For Wall, it was correcting these first half missteps that led to the big third quarter that provided the difference in this game: "I think we just started getting stops. We didn't let them get a lot of offensive rebounds, we. didn't turn the ball over... That's what this team is. We pride ourselves on not turning the ball over, and just trying to get a shot every time down and move the ball as much as possible."

The numbers represent Wall's analysis of the difference between the first and second half. The Wizards, who gave up six offensive rebounds in the first half and committed 12 turnovers, held the Jazz to one offensive rebound and only gave the ball away twice. They also forced seven Jazz turnovers in the 3rd and managed 10 assists in the third after just six in the entire first half.

On a night when the Wizards' starting bigs didn't contribute much in scoring, the Wizards ability to get out in transition in the second half made the difference on the night. Nene and Andre Miller gave the Wizards a scoring punch off the bench that the Jazz just couldn't match, as the Wizards bench outscored the Jazz bench 33-17.

With the Wizards now 5-1 against the West, and 12-2 in the friendly confines of the Verizon Center, they are starting to find themselves in a new position: not as the hunter but as the hunted. As John Wall said postgame, teams like the Jazz "are kind of in the same position we were in a couple of years ago.
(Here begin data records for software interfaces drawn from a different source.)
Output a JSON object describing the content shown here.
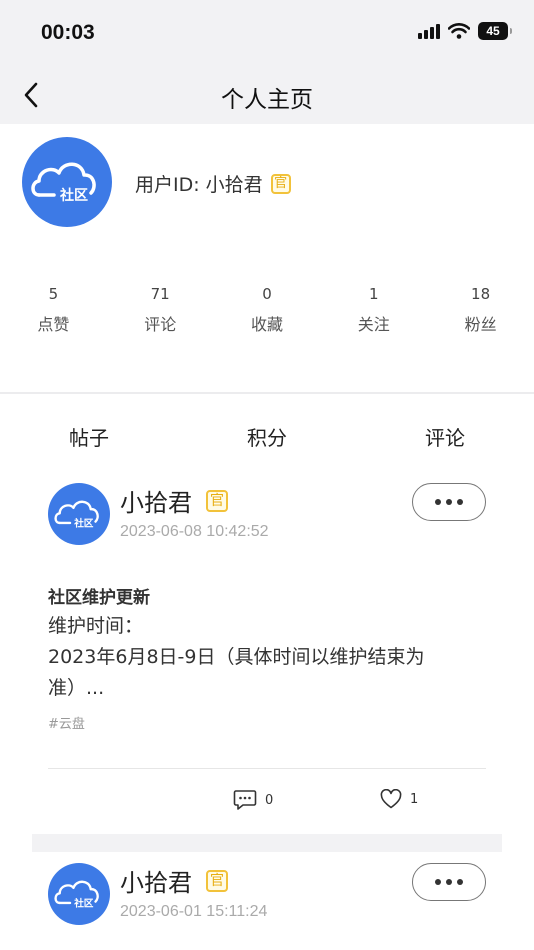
{
  "status_bar": {
    "time": "00:03",
    "battery": "45"
  },
  "nav": {
    "title": "个人主页"
  },
  "profile": {
    "user_label": "用户ID: 小拾君",
    "badge": "官",
    "avatar_text": "社区",
    "brand_color": "#3d7ae6",
    "stats": [
      {
        "value": "5",
        "label": "点赞"
      },
      {
        "value": "71",
        "label": "评论"
      },
      {
        "value": "0",
        "label": "收藏"
      },
      {
        "value": "1",
        "label": "关注"
      },
      {
        "value": "18",
        "label": "粉丝"
      }
    ]
  },
  "tabs": [
    {
      "label": "帖子"
    },
    {
      "label": "积分"
    },
    {
      "label": "评论"
    }
  ],
  "posts": [
    {
      "author": "小拾君",
      "badge": "官",
      "time": "2023-06-08 10:42:52",
      "title": "社区维护更新",
      "body_lines": [
        "维护时间：",
        "2023年6月8日-9日（具体时间以维护结束为",
        "准）..."
      ],
      "tag": "#云盘",
      "comments": "0",
      "likes": "1"
    },
    {
      "author": "小拾君",
      "badge": "官",
      "time": "2023-06-01 15:11:24"
    }
  ],
  "icons": [
    "back-icon",
    "signal-icon",
    "wifi-icon",
    "battery-icon",
    "official-badge-icon",
    "more-icon",
    "comment-icon",
    "heart-icon"
  ]
}
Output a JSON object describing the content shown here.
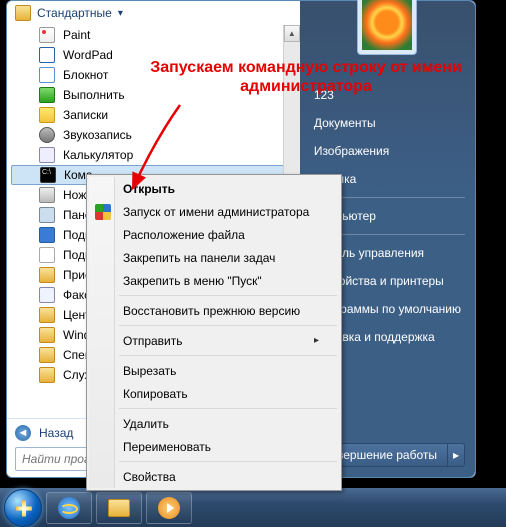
{
  "annotation": {
    "line1": "Запускаем командную строку от имени",
    "line2": "администратора"
  },
  "start_menu": {
    "header": "Стандартные",
    "items": [
      {
        "label": "Paint",
        "icon": "paint"
      },
      {
        "label": "WordPad",
        "icon": "wordpad"
      },
      {
        "label": "Блокнот",
        "icon": "note"
      },
      {
        "label": "Выполнить",
        "icon": "run"
      },
      {
        "label": "Записки",
        "icon": "sticky"
      },
      {
        "label": "Звукозапись",
        "icon": "snd"
      },
      {
        "label": "Калькулятор",
        "icon": "calc"
      },
      {
        "label": "Командная строка",
        "icon": "cmd",
        "selected": true,
        "truncated": "Кома"
      },
      {
        "label": "Ножницы",
        "icon": "scis",
        "truncated": "Ножн"
      },
      {
        "label": "Панель математического ввода",
        "icon": "tablet",
        "truncated": "Пане"
      },
      {
        "label": "Подключение к удалённому рабочему столу",
        "icon": "rdp",
        "truncated": "Подк"
      },
      {
        "label": "Подключить к проектору",
        "icon": "proj",
        "truncated": "Подк"
      },
      {
        "label": "Приступая к работе",
        "icon": "folder",
        "truncated": "Прис"
      },
      {
        "label": "Факсы и сканирование Windows",
        "icon": "fax",
        "truncated": "Факс"
      },
      {
        "label": "Центр синхронизации",
        "icon": "folder",
        "truncated": "Центр"
      },
      {
        "label": "Windows PowerShell",
        "icon": "folder",
        "truncated": "Wind"
      },
      {
        "label": "Специальные возможности",
        "icon": "folder",
        "truncated": "Спец"
      },
      {
        "label": "Служебные",
        "icon": "folder",
        "truncated": "Служ"
      }
    ],
    "back": "Назад",
    "search_placeholder": "Найти программы и файлы"
  },
  "right_panel": {
    "user": "123",
    "items_top": [
      "Документы",
      "Изображения",
      "Музыка"
    ],
    "items_mid": [
      "Компьютер"
    ],
    "items_ctl": [
      "Панель управления",
      "Устройства и принтеры",
      "Программы по умолчанию",
      "Справка и поддержка"
    ],
    "shutdown": "Завершение работы"
  },
  "context_menu": {
    "items": [
      {
        "label": "Открыть",
        "default": true
      },
      {
        "label": "Запуск от имени администратора",
        "shield": true
      },
      {
        "label": "Расположение файла"
      },
      {
        "label": "Закрепить на панели задач"
      },
      {
        "label": "Закрепить в меню \"Пуск\""
      },
      {
        "sep": true
      },
      {
        "label": "Восстановить прежнюю версию"
      },
      {
        "sep": true
      },
      {
        "label": "Отправить",
        "submenu": true
      },
      {
        "sep": true
      },
      {
        "label": "Вырезать"
      },
      {
        "label": "Копировать"
      },
      {
        "sep": true
      },
      {
        "label": "Удалить"
      },
      {
        "label": "Переименовать"
      },
      {
        "sep": true
      },
      {
        "label": "Свойства"
      }
    ]
  }
}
When we would play against a good team we would want to beat them and get that recognition, so we understand what teams are going to come after us with."

It's something the Wizards will have to get used to. And with a young and hungry Timberwolves team led by former Wizards coach Flip Saunders coming in on Tuesday, it is something that they will continue to keep in mind. Paul Pierce noted the target that is now on the Wizards' back from teams lower in the NBA pecking order: "We have to expect that, especially from the lower seeded teams, and we have to be up for the teams at the top. We have to be ready for these teams that are not at the top and are not as good as we are."

It's a new feeling for this franchise and this fan base, being the better team who other teams are gunning to take down. On a night like this, it's a good feeling to have.